* WHAT THE TASK REQUIRES
The expected output is each line below containing "JSON", copied in full.
* * * * *
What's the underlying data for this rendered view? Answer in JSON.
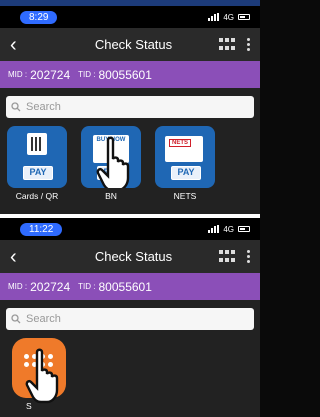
{
  "screen1": {
    "status": {
      "time": "8:29",
      "network": "4G"
    },
    "appbar": {
      "title": "Check Status"
    },
    "merchant": {
      "mid_label": "MID :",
      "mid": "202724",
      "tid_label": "TID :",
      "tid": "80055601"
    },
    "search": {
      "placeholder": "Search"
    },
    "tiles": [
      {
        "label": "Cards / QR",
        "badge": "PAY"
      },
      {
        "label": "BN",
        "caption": "BUY NOW",
        "badge": "PAY"
      },
      {
        "label": "NETS",
        "logo": "NETS",
        "badge": "PAY"
      }
    ]
  },
  "screen2": {
    "status": {
      "time": "11:22",
      "network": "4G"
    },
    "appbar": {
      "title": "Check Status"
    },
    "merchant": {
      "mid_label": "MID :",
      "mid": "202724",
      "tid_label": "TID :",
      "tid": "80055601"
    },
    "search": {
      "placeholder": "Search"
    },
    "tiles": [
      {
        "label": "S"
      }
    ]
  },
  "colors": {
    "status_pill": "#2f6bff",
    "merchant_bar": "#8b4fb8",
    "tile_blue": "#1f67b4",
    "tile_orange": "#ef7a2a"
  },
  "icons": [
    "back-arrow-icon",
    "grid-icon",
    "kebab-menu-icon",
    "search-icon",
    "pointing-hand-icon",
    "signal-icon",
    "battery-icon"
  ]
}
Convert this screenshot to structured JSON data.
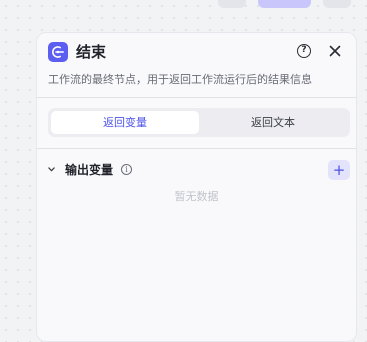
{
  "panel": {
    "title": "结束",
    "description": "工作流的最终节点，用于返回工作流运行后的结果信息",
    "icons": {
      "node": "end-node-icon",
      "help": "help-icon",
      "close": "close-icon"
    },
    "help_glyph": "?",
    "tabs": [
      {
        "label": "返回变量",
        "active": true
      },
      {
        "label": "返回文本",
        "active": false
      }
    ],
    "output": {
      "title": "输出变量",
      "info_glyph": "i",
      "add_glyph": "+",
      "empty_text": "暂无数据"
    }
  },
  "colors": {
    "accent": "#4d53e8",
    "node_icon_bg": "#5b5ef0",
    "add_button_bg": "#e3e3fb"
  }
}
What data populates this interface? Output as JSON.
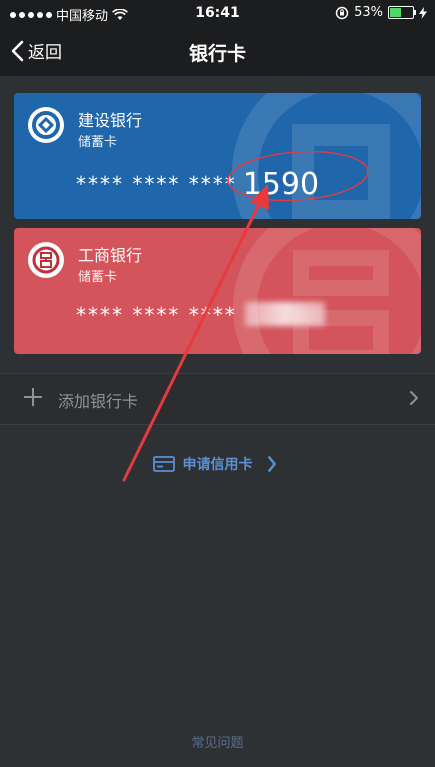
{
  "status_bar": {
    "carrier": "中国移动",
    "time": "16:41",
    "battery_percent": "53%",
    "battery_level": 0.53
  },
  "nav": {
    "back_label": "返回",
    "title": "银行卡"
  },
  "cards": [
    {
      "bank_name": "建设银行",
      "card_type": "储蓄卡",
      "masked_number": "**** **** ****",
      "last_digits": "1590",
      "color": "#1f66ab"
    },
    {
      "bank_name": "工商银行",
      "card_type": "储蓄卡",
      "masked_number": "**** **** ****",
      "last_digits": "",
      "color": "#d3545a"
    }
  ],
  "add_card": {
    "label": "添加银行卡"
  },
  "apply_credit": {
    "label": "申请信用卡"
  },
  "faq": {
    "label": "常见问题"
  },
  "colors": {
    "background": "#2e3133",
    "bar": "#1c1d1f",
    "link": "#5b8fd6",
    "annotation": "#e8393e"
  }
}
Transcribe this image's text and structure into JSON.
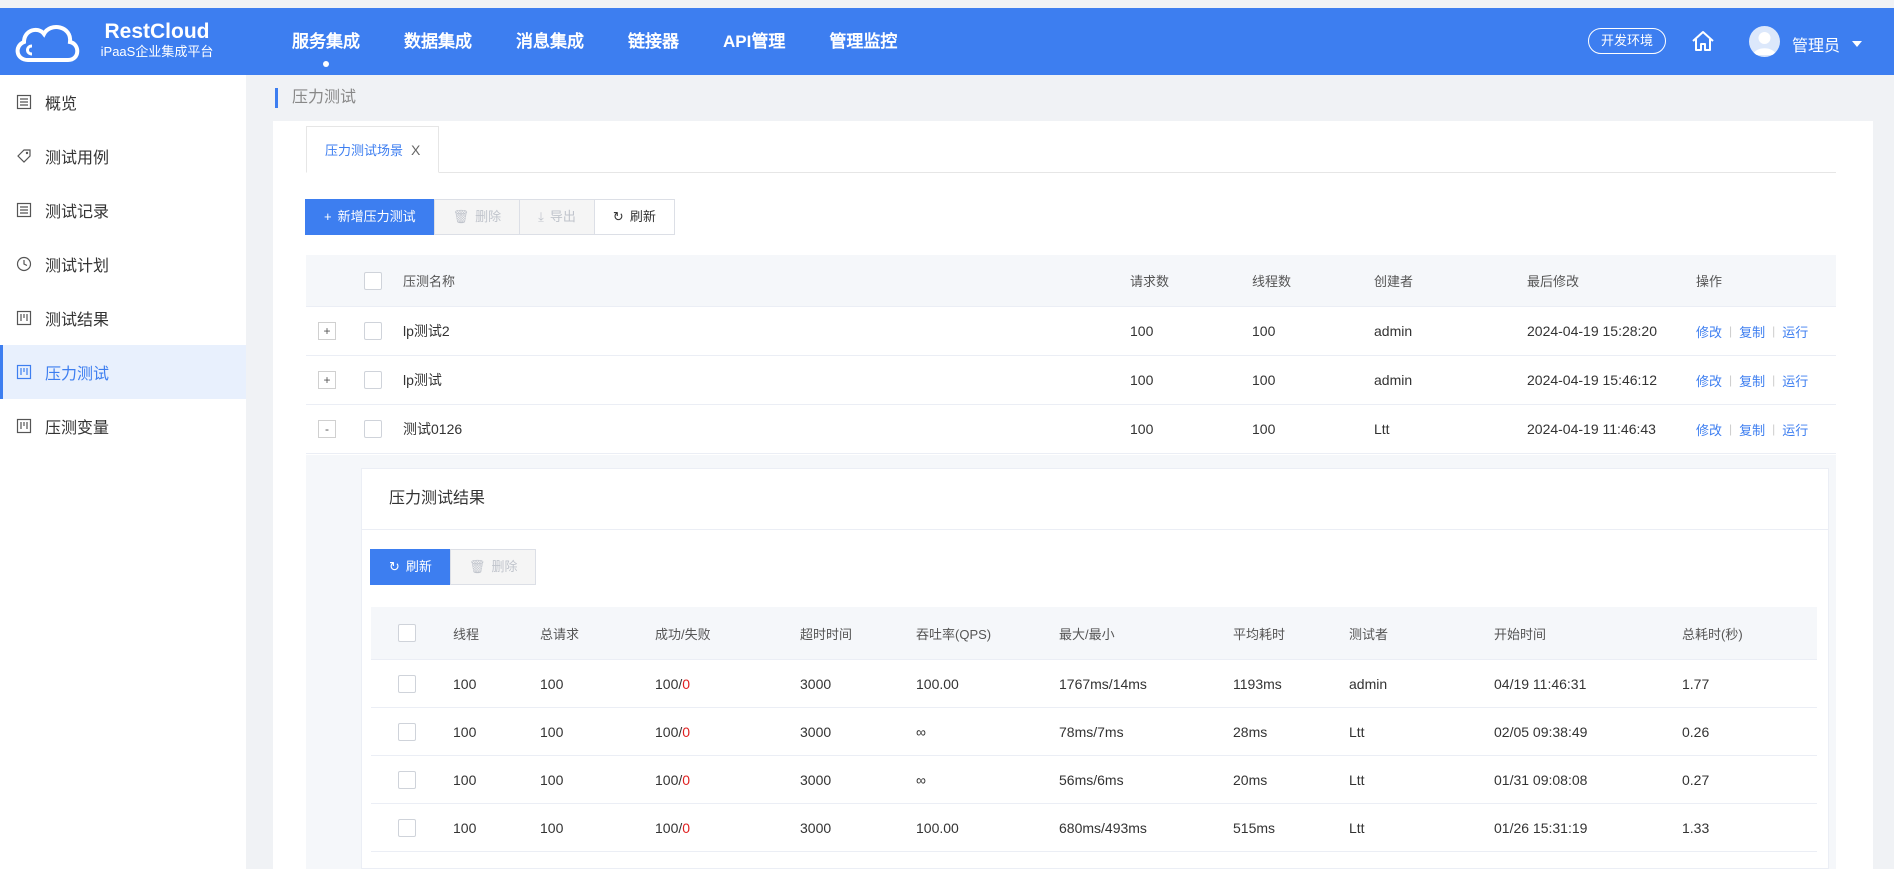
{
  "header": {
    "brand_name": "RestCloud",
    "brand_sub": "iPaaS企业集成平台",
    "nav": [
      "服务集成",
      "数据集成",
      "消息集成",
      "链接器",
      "API管理",
      "管理监控"
    ],
    "env_label": "开发环境",
    "user_name": "管理员"
  },
  "sidebar": {
    "items": [
      {
        "label": "概览",
        "icon": "list-icon"
      },
      {
        "label": "测试用例",
        "icon": "tag-icon"
      },
      {
        "label": "测试记录",
        "icon": "list-icon"
      },
      {
        "label": "测试计划",
        "icon": "clock-icon"
      },
      {
        "label": "测试结果",
        "icon": "board-icon"
      },
      {
        "label": "压力测试",
        "icon": "board-icon"
      },
      {
        "label": "压测变量",
        "icon": "board-icon"
      }
    ],
    "active": "压力测试"
  },
  "breadcrumb": "压力测试",
  "tab": {
    "label": "压力测试场景",
    "close": "X"
  },
  "toolbar": {
    "add": "新增压力测试",
    "delete": "删除",
    "export": "导出",
    "refresh": "刷新"
  },
  "main_table": {
    "columns": [
      "压测名称",
      "请求数",
      "线程数",
      "创建者",
      "最后修改",
      "操作"
    ],
    "actions": [
      "修改",
      "复制",
      "运行"
    ],
    "rows": [
      {
        "expand": "+",
        "name": "lp测试2",
        "requests": "100",
        "threads": "100",
        "creator": "admin",
        "modified": "2024-04-19 15:28:20"
      },
      {
        "expand": "+",
        "name": "lp测试",
        "requests": "100",
        "threads": "100",
        "creator": "admin",
        "modified": "2024-04-19 15:46:12"
      },
      {
        "expand": "-",
        "name": "测试0126",
        "requests": "100",
        "threads": "100",
        "creator": "Ltt",
        "modified": "2024-04-19 11:46:43"
      }
    ]
  },
  "results": {
    "title": "压力测试结果",
    "refresh": "刷新",
    "delete": "删除",
    "columns": [
      "线程",
      "总请求",
      "成功/失败",
      "超时时间",
      "吞吐率(QPS)",
      "最大/最小",
      "平均耗时",
      "测试者",
      "开始时间",
      "总耗时(秒)"
    ],
    "rows": [
      {
        "threads": "100",
        "total": "100",
        "success": "100",
        "fail": "0",
        "timeout": "3000",
        "qps": "100.00",
        "maxmin": "1767ms/14ms",
        "avg": "1193ms",
        "tester": "admin",
        "start": "04/19 11:46:31",
        "duration": "1.77"
      },
      {
        "threads": "100",
        "total": "100",
        "success": "100",
        "fail": "0",
        "timeout": "3000",
        "qps": "∞",
        "maxmin": "78ms/7ms",
        "avg": "28ms",
        "tester": "Ltt",
        "start": "02/05 09:38:49",
        "duration": "0.26"
      },
      {
        "threads": "100",
        "total": "100",
        "success": "100",
        "fail": "0",
        "timeout": "3000",
        "qps": "∞",
        "maxmin": "56ms/6ms",
        "avg": "20ms",
        "tester": "Ltt",
        "start": "01/31 09:08:08",
        "duration": "0.27"
      },
      {
        "threads": "100",
        "total": "100",
        "success": "100",
        "fail": "0",
        "timeout": "3000",
        "qps": "100.00",
        "maxmin": "680ms/493ms",
        "avg": "515ms",
        "tester": "Ltt",
        "start": "01/26 15:31:19",
        "duration": "1.33"
      }
    ]
  },
  "colors": {
    "primary": "#3d7ef0",
    "fail": "#e02020"
  }
}
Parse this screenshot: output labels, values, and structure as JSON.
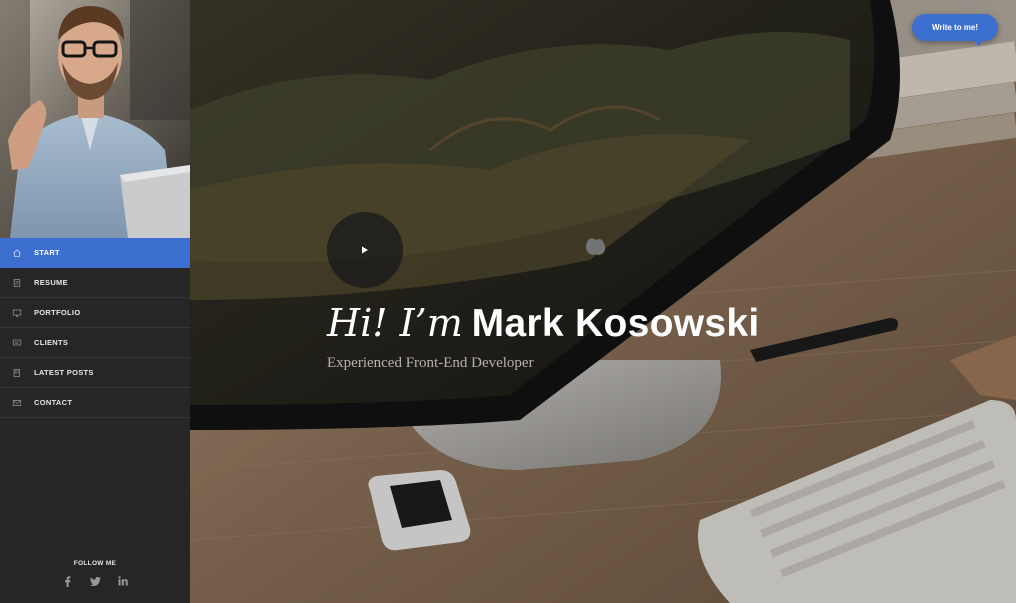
{
  "sidebar": {
    "nav": [
      {
        "label": "Start",
        "icon": "home-icon",
        "active": true
      },
      {
        "label": "Resume",
        "icon": "document-icon",
        "active": false
      },
      {
        "label": "Portfolio",
        "icon": "monitor-icon",
        "active": false
      },
      {
        "label": "Clients",
        "icon": "chat-icon",
        "active": false
      },
      {
        "label": "Latest Posts",
        "icon": "book-icon",
        "active": false
      },
      {
        "label": "Contact",
        "icon": "envelope-icon",
        "active": false
      }
    ],
    "follow_title": "Follow Me",
    "social": [
      {
        "name": "facebook",
        "glyph": "f"
      },
      {
        "name": "twitter",
        "glyph": "t"
      },
      {
        "name": "linkedin",
        "glyph": "in"
      }
    ]
  },
  "hero": {
    "greeting": "Hi! I’m",
    "name": "Mark Kosowski",
    "subtitle": "Experienced Front-End Developer"
  },
  "cta": {
    "write_label": "Write to me!"
  },
  "colors": {
    "accent": "#3d6fd1",
    "sidebar_bg": "#262626"
  }
}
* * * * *
* YOUR RESPONSE
What's the underlying data for this rendered view? Answer in JSON.
Convert this screenshot to structured JSON data.
What data populates this interface? Output as JSON.
Transcribe this image's text and structure into JSON.
Parse this screenshot: output labels, values, and structure as JSON.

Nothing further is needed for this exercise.